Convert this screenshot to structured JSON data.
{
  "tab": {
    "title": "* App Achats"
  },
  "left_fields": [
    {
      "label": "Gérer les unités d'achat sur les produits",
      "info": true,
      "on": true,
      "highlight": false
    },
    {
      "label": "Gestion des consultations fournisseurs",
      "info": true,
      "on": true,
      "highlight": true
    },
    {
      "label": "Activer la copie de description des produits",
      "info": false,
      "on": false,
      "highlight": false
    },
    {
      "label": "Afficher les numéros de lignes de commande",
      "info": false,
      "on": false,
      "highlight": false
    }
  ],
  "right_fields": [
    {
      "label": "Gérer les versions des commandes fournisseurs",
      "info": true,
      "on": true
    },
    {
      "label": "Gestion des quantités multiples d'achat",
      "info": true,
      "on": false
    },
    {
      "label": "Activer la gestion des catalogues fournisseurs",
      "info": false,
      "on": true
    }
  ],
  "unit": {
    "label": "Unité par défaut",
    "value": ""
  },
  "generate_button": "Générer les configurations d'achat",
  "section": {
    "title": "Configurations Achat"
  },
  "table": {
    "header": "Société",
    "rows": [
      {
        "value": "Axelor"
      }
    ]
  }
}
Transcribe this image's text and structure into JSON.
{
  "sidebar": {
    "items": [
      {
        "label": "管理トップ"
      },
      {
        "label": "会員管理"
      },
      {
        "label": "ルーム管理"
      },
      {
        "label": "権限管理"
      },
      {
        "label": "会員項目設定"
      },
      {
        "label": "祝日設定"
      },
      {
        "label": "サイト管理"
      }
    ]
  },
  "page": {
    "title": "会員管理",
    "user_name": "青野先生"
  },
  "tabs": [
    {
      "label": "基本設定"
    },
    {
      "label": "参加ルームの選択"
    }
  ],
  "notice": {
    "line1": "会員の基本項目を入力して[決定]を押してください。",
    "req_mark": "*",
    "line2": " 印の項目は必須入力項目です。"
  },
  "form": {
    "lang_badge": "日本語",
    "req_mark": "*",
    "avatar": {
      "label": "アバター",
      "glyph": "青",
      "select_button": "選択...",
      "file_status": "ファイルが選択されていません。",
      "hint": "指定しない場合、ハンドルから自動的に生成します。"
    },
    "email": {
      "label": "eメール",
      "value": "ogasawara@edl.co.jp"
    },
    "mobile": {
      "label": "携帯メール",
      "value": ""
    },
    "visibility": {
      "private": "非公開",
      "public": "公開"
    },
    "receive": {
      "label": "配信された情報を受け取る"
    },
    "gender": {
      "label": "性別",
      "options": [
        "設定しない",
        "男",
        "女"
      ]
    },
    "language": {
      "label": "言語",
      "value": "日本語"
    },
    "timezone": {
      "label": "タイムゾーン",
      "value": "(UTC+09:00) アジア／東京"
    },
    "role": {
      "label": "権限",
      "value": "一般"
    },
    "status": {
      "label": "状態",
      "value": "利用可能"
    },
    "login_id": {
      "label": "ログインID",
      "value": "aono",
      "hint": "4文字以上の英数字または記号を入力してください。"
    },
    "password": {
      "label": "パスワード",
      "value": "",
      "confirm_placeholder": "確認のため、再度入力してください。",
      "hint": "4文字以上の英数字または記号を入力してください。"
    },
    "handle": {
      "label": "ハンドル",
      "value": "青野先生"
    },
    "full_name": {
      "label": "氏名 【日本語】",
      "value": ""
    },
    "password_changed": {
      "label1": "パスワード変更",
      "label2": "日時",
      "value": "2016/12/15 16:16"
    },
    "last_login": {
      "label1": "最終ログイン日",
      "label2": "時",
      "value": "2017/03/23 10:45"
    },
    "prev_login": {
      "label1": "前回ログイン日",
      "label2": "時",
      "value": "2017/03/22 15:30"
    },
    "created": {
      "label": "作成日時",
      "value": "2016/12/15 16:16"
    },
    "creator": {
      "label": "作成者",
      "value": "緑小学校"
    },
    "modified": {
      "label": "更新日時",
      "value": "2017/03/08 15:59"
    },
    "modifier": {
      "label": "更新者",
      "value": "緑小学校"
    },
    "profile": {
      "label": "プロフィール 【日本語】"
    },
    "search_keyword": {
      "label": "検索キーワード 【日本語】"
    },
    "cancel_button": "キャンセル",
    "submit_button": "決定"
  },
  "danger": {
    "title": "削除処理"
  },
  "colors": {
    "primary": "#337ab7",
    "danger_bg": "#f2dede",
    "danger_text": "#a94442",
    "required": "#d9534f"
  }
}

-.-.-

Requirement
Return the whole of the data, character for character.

Task solution
Convert this screenshot to structured JSON data.
{
  "tab": {
    "title": "* App Achats"
  },
  "left_fields": [
    {
      "label": "Gérer les unités d'achat sur les produits",
      "info": true,
      "on": true,
      "highlight": false
    },
    {
      "label": "Gestion des consultations fournisseurs",
      "info": true,
      "on": true,
      "highlight": true
    },
    {
      "label": "Activer la copie de description des produits",
      "info": false,
      "on": false,
      "highlight": false
    },
    {
      "label": "Afficher les numéros de lignes de commande",
      "info": false,
      "on": false,
      "highlight": false
    }
  ],
  "right_fields": [
    {
      "label": "Gérer les versions des commandes fournisseurs",
      "info": true,
      "on": true
    },
    {
      "label": "Gestion des quantités multiples d'achat",
      "info": true,
      "on": false
    },
    {
      "label": "Activer la gestion des catalogues fournisseurs",
      "info": false,
      "on": true
    }
  ],
  "unit": {
    "label": "Unité par défaut",
    "value": ""
  },
  "generate_button": "Générer les configurations d'achat",
  "section": {
    "title": "Configurations Achat"
  },
  "table": {
    "header": "Société",
    "rows": [
      {
        "value": "Axelor"
      }
    ]
  }
}
Transcribe this image's text and structure into JSON.
{
  "sidebar": {
    "items": [
      {
        "label": "管理トップ"
      },
      {
        "label": "会員管理"
      },
      {
        "label": "ルーム管理"
      },
      {
        "label": "権限管理"
      },
      {
        "label": "会員項目設定"
      },
      {
        "label": "祝日設定"
      },
      {
        "label": "サイト管理"
      }
    ]
  },
  "page": {
    "title": "会員管理",
    "user_name": "青野先生"
  },
  "tabs": [
    {
      "label": "基本設定"
    },
    {
      "label": "参加ルームの選択"
    }
  ],
  "notice": {
    "line1": "会員の基本項目を入力して[決定]を押してください。",
    "req_mark": "*",
    "line2": " 印の項目は必須入力項目です。"
  },
  "form": {
    "lang_badge": "日本語",
    "req_mark": "*",
    "avatar": {
      "label": "アバター",
      "glyph": "青",
      "select_button": "選択...",
      "file_status": "ファイルが選択されていません。",
      "hint": "指定しない場合、ハンドルから自動的に生成します。"
    },
    "email": {
      "label": "eメール",
      "value": "ogasawara@edl.co.jp"
    },
    "mobile": {
      "label": "携帯メール",
      "value": ""
    },
    "visibility": {
      "private": "非公開",
      "public": "公開"
    },
    "receive": {
      "label": "配信された情報を受け取る"
    },
    "gender": {
      "label": "性別",
      "options": [
        "設定しない",
        "男",
        "女"
      ]
    },
    "language": {
      "label": "言語",
      "value": "日本語"
    },
    "timezone": {
      "label": "タイムゾーン",
      "value": "(UTC+09:00) アジア／東京"
    },
    "role": {
      "label": "権限",
      "value": "一般"
    },
    "status": {
      "label": "状態",
      "value": "利用可能"
    },
    "login_id": {
      "label": "ログインID",
      "value": "aono",
      "hint": "4文字以上の英数字または記号を入力してください。"
    },
    "password": {
      "label": "パスワード",
      "value": "",
      "confirm_placeholder": "確認のため、再度入力してください。",
      "hint": "4文字以上の英数字または記号を入力してください。"
    },
    "handle": {
      "label": "ハンドル",
      "value": "青野先生"
    },
    "full_name": {
      "label": "氏名 【日本語】",
      "value": ""
    },
    "password_changed": {
      "label1": "パスワード変更",
      "label2": "日時",
      "value": "2016/12/15 16:16"
    },
    "last_login": {
      "label1": "最終ログイン日",
      "label2": "時",
      "value": "2017/03/23 10:45"
    },
    "prev_login": {
      "label1": "前回ログイン日",
      "label2": "時",
      "value": "2017/03/22 15:30"
    },
    "created": {
      "label": "作成日時",
      "value": "2016/12/15 16:16"
    },
    "creator": {
      "label": "作成者",
      "value": "緑小学校"
    },
    "modified": {
      "label": "更新日時",
      "value": "2017/03/08 15:59"
    },
    "modifier": {
      "label": "更新者",
      "value": "緑小学校"
    },
    "profile": {
      "label": "プロフィール 【日本語】"
    },
    "search_keyword": {
      "label": "検索キーワード 【日本語】"
    },
    "cancel_button": "キャンセル",
    "submit_button": "決定"
  },
  "danger": {
    "title": "削除処理"
  },
  "colors": {
    "primary": "#337ab7",
    "danger_bg": "#f2dede",
    "danger_text": "#a94442",
    "required": "#d9534f"
  }
}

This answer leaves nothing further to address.